Screenings: Nov. 4, 5:45 p.m. | Nov. 6, 12:15 p.m. | Nov. 13, 5 p.m. (Regal Kapolei)| Nov. 19, 1 p.m. (Palace Theater)
“MIFUNE: THE LAST SAMURAI” | Hawai‘i Premiere | Japan | English, Japanese w/English subtitles | 80 min.
Written by Steven Okazaki and Stuart Gailbraith IV. Directed by Steven Okazaki.
Toshiro Mifune (1920-1997), who appeared in 170 films, was the greatest actor from the “golden age” of Japanese cinema. He is best known for his 16-film collaboration (1948-’65) with filmmaker Akira Kurosawa in such films as “Rashomon,” “Seven Samurai,” “The Hidden Fortress” and “Throne of Blood,” which was adapted from Shakespeare’s “Macbeth.” Mifune twice earned the Best Actor Prize at Venice Festival for “Yojimbo” (1961) and “Red Beard” (1965).
Directed by Academy Award-winning filmmaker Steven Okazaki and narrated by actor Keanu Reeves, the documentary explores Mifune’s life and career with archival footage and interviews with Mifune’s family and co-stars. Toshiro Mifune was born in China in 1920 to Japanese parents. At age 19, he was drafted into the Imperial Japanese Army aviation division and set foot into Japan for the first time as a soldier in World War II.
Japan’s postwar years were difficult. Samurai movies became a great source of comfort, given the samurai’s role of honor and stoicism in Japanese history.

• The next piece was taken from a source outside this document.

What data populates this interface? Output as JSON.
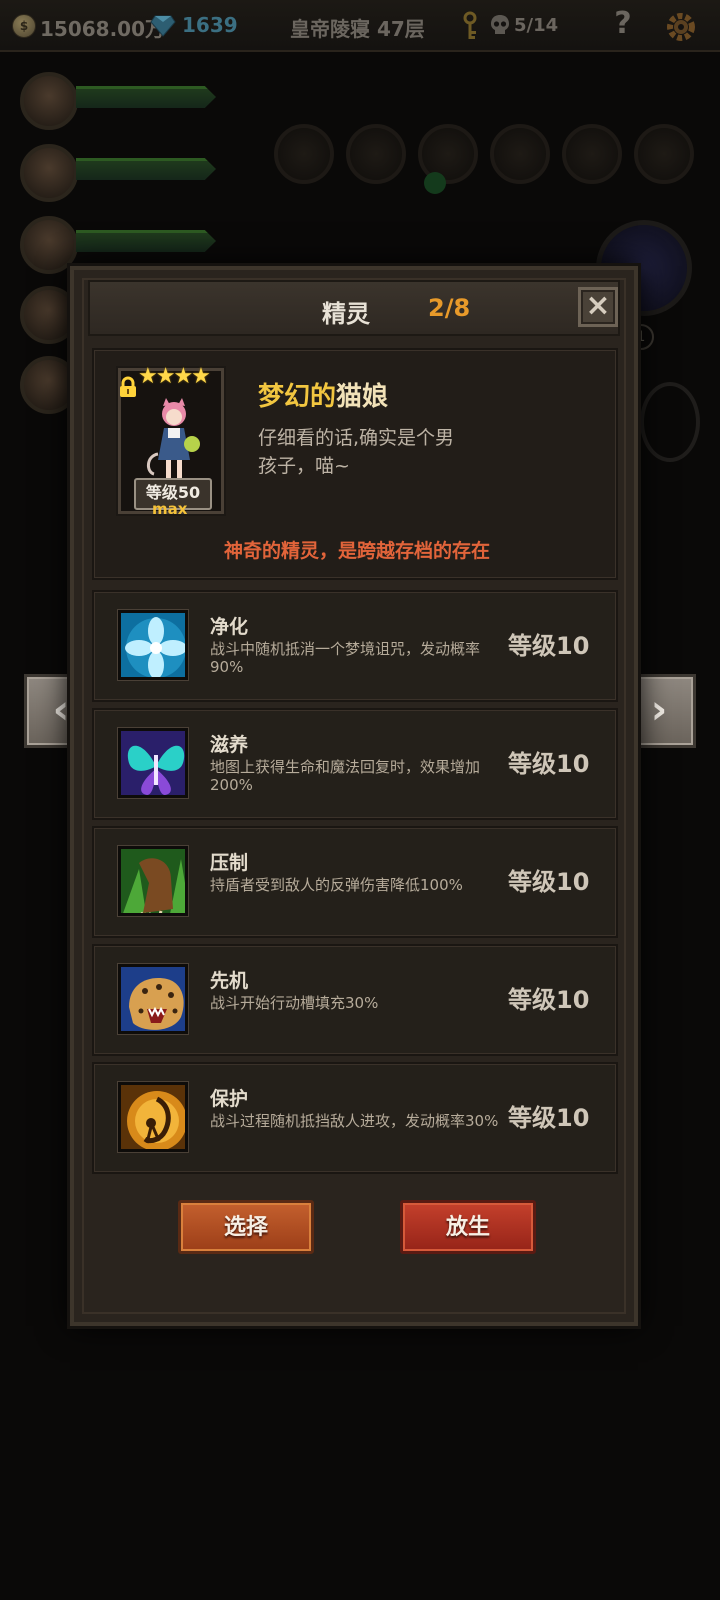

Mifune never intended to become an actor; in fact, he applied to become a camera assistant at Toho, Tökyö’s famous film studio. But the studio needed actors.
Life as a contract actor in Tökyö was neither easy nor glamorous. Once a movie was finished, a new one began the very next day. It was not until he was chosen as Akira Kurosawa’s leading man that Mifune was able to begin making films that fulfilled him. Together, they created the genre of the wandering warrior protagonist that would later inspire filmmakers as diverse as Sergio Leone, Steven Spielberg, Martin Scorsese and George Lucas. Actor Clint Eastwood credits Mifune as the inspiration for his own iconic Western characters.
Toshiro Mifune gave some of the finest performances in film history that audiences still marvel at today. “Mifune: The Last Samurai” is a thoughtful and loving tribute to the man and the actor. It has also been nominated for the Halekulani Golden Orchid Award for Best Documentary.
Screenings: Nov. 6, 4 p.m. | Nov. 13, 11:30 a.m.
In honor of Toshiro Mifune, HIFF will present a special screening of “Rashomon” at 2 p.m. on Nov. 6, followed by the Hawai‘i premiere of “Mifune: The Last Samurai.”